I was able to get down to the path along the millrace and through the woods by the dam during a brief period of sunshine yesterday. Glorious new green growth is opening everywhere -- interspersed with the greys and tans of last year's remnants. And the occasional bright red and yellow flash of a red-winged blackbird, and the echo of its konk-la-ree call. Springtime!
I don't know what this plant is, but its leaves are opening with a enthusiastic bronze burst. There were enough in this section of the Shoup-Parsons Woods to give a bronze tint to the underlayer. Some look like they will soon bloom. One cluster was a burst of bright green in the sunlight. Spring!

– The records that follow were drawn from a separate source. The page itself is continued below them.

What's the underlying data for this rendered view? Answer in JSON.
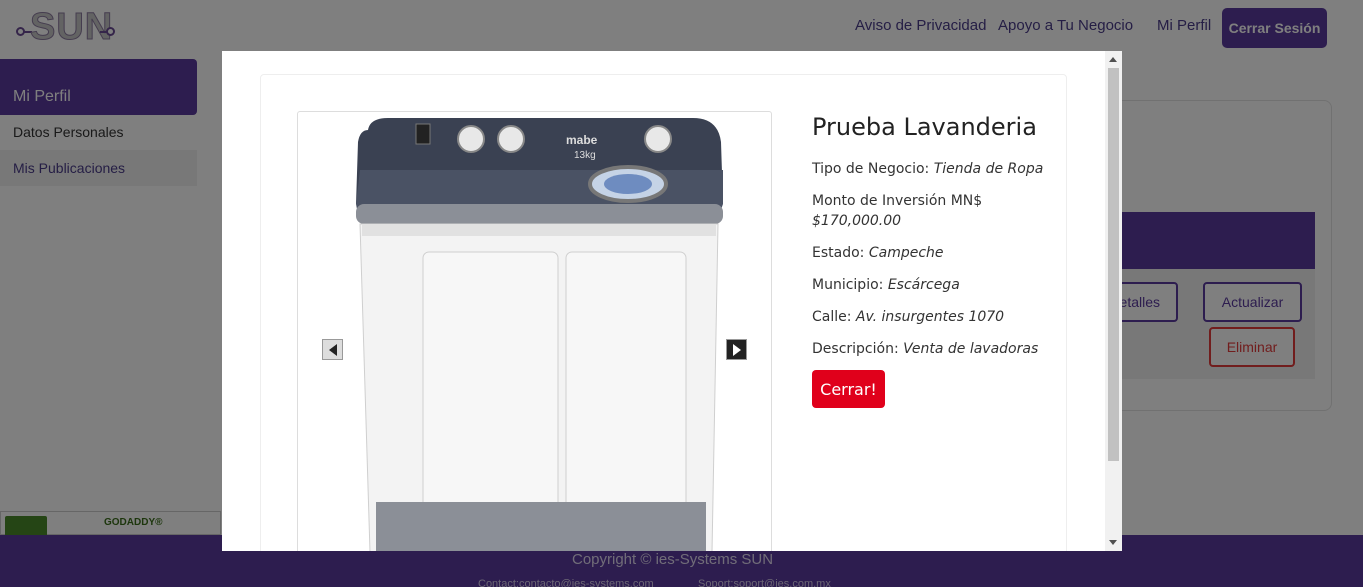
{
  "nav": {
    "logo_text": "SUN",
    "links": [
      "Aviso de Privacidad",
      "Apoyo a Tu Negocio",
      "Mi Perfil"
    ],
    "logout": "Cerrar Sesión"
  },
  "sidebar": {
    "title": "Mi Perfil",
    "items": [
      {
        "label": "Datos Personales"
      },
      {
        "label": "Mis Publicaciones"
      }
    ]
  },
  "card": {
    "details_button": "etalles",
    "update_button": "Actualizar",
    "delete_button": "Eliminar"
  },
  "badge": {
    "text": "GODADDY®"
  },
  "footer": {
    "copyright": "Copyright © ies-Systems SUN",
    "contact": "Contact:contacto@ies-systems.com",
    "support": "Soport:soport@ies.com.mx"
  },
  "modal": {
    "title": "Prueba Lavanderia",
    "fields": [
      {
        "label": "Tipo de Negocio:",
        "value": "Tienda de Ropa"
      },
      {
        "label": "Monto de Inversión MN$",
        "value": "$170,000.00"
      },
      {
        "label": "Estado:",
        "value": "Campeche"
      },
      {
        "label": "Municipio:",
        "value": "Escárcega"
      },
      {
        "label": "Calle:",
        "value": "Av. insurgentes 1070"
      },
      {
        "label": "Descripción:",
        "value": "Venta de lavadoras"
      }
    ],
    "close_button": "Cerrar!",
    "image": {
      "brand": "mabe",
      "capacity": "13kg"
    }
  },
  "colors": {
    "brand_purple": "#5b3a9e",
    "danger_red": "#e0001b",
    "link_purple": "#4b3c8a"
  }
}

We went into the woods by the dam this afternoon. A week ago this was all browns and grays. Today there was a hint of green and, if you looked carefully, tiny wild flowers scattered here and there. I can guess at a few: trout lily, mayapple, trillium, dutchman's breeches. But what's in a name? We enjoyed the sighting of them and their colors and new life, whether or not we could name them.
Early spring reveals bare bones: curving lines of thorny cane, tangles of grapevine knots, ashy remnants of a prairie-burn. These sights seem to fit with this week of Maundy Thursday and Good Friday, when we are reminded of the bare bones of suffering and death. Sometimes the bareness clears the way for glimpses of new life: fungi on a fallen tree trunk, a secret store, a lilac bud.

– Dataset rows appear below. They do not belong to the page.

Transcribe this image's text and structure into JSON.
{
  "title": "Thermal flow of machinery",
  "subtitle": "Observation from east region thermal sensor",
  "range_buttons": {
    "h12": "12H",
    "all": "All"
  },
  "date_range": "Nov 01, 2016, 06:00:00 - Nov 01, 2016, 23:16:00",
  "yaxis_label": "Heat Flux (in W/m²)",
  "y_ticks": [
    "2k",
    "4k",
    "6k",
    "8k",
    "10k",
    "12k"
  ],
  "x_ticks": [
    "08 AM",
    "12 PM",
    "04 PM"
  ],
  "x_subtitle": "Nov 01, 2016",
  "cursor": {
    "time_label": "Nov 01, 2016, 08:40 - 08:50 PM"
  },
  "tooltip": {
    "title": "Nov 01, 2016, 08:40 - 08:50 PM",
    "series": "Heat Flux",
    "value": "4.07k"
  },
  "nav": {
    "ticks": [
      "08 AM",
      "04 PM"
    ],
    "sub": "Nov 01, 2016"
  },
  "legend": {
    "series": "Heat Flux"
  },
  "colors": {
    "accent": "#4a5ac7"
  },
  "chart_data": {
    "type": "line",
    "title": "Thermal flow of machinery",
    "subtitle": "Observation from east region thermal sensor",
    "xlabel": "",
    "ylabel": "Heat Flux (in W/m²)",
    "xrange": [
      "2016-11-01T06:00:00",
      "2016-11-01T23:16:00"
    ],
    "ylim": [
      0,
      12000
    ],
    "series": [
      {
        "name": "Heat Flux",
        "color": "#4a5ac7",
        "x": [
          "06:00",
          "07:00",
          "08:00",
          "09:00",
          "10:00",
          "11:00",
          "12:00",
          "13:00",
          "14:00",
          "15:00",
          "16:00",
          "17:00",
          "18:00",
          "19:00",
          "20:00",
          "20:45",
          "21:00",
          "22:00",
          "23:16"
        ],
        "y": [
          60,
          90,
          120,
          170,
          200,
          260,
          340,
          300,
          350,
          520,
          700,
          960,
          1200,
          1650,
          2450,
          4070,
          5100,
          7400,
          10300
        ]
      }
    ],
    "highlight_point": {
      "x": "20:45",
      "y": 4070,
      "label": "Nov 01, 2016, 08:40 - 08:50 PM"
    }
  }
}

More of the spring roller-coaster ride. Friday was warm and lovely and John called from work and said, "Let's have a picnic supper." So we did, walking through Witmer Woods down to the college cabin. We found a number of trees with tassels of various sorts. And one lone sock, left on a campus sidewalk, presumably while the owner reveled in walking barefoot through the grass.
The warmth brought the daffodils out -- just in time for the cold temperatures and inch of snow early this week. But today the sun is shining, the daffodils are still bright yellow, and I've spotted a fox sparrow running from bush to bush in my backyard (first time I've ever seen one here -- and he's going too fast for a photo).

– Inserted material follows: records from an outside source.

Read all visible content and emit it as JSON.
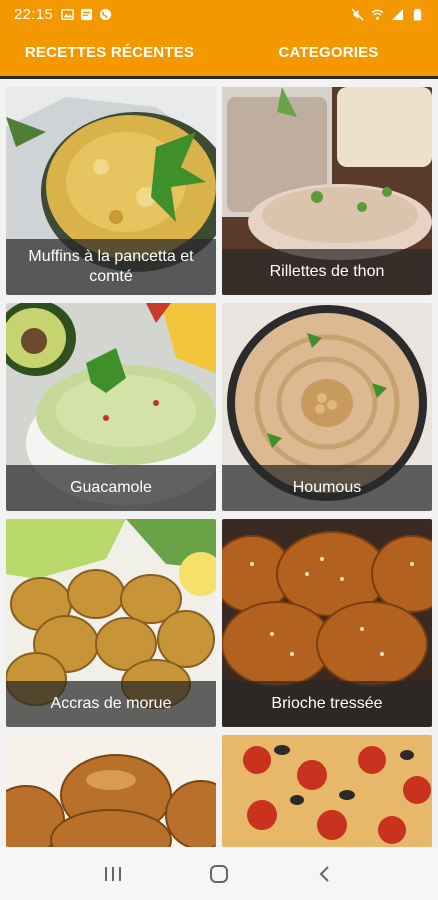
{
  "status_bar": {
    "time": "22:15",
    "left_icons": [
      "gallery-icon",
      "notification-icon",
      "shazam-icon"
    ],
    "right_icons": [
      "mute-icon",
      "wifi-icon",
      "signal-icon",
      "battery-icon"
    ]
  },
  "tabs": [
    {
      "label": "RECETTES RÉCENTES",
      "selected": true
    },
    {
      "label": "CATEGORIES",
      "selected": false
    }
  ],
  "colors": {
    "accent": "#f49800"
  },
  "recipes": [
    {
      "title": "Muffins à la pancetta et comté",
      "image": "muffins-photo"
    },
    {
      "title": "Rillettes de thon",
      "image": "rillettes-photo"
    },
    {
      "title": "Guacamole",
      "image": "guacamole-photo"
    },
    {
      "title": "Houmous",
      "image": "houmous-photo"
    },
    {
      "title": "Accras de morue",
      "image": "accras-photo"
    },
    {
      "title": "Brioche tressée",
      "image": "brioche-photo"
    },
    {
      "title": "",
      "image": "buns-photo"
    },
    {
      "title": "",
      "image": "pizza-photo"
    }
  ],
  "nav_bar": [
    "recents-icon",
    "home-icon",
    "back-icon"
  ]
}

Spring is the bright white and gold of crocus pushing their way up through green pachysandra in a sheltered window well. Spring is also the muck and mess of dirty piles of snow slowly melting on a gray cloudy day. It's a path through woods that are still wintry gray and it's sun on last year's sunlit leaf hanging by this year's bud. It's the mud in the middle of the path and it's the new life tentatively emerging.
Finally we've made the transition to spring. it has warmed up enough that heading out for a walk is pleasant, rather than a major undertaking, and I've been gathering signs of spring.
Today I'm seeing ducks as they waddle their way through our neighborhood, checking out our backyard for nesting possibilities, and the neighbor's drive for other modes of transportation.
My approach to contemplative photography --
Tell about it."
Mary Oliver in "Sometimes"
Tesserae: small cube-shaped tiles of ceramic, glass or precious stone used to make a mosaic, or in this case, brief essays on some element of lectio divina with Luke 10:38-42.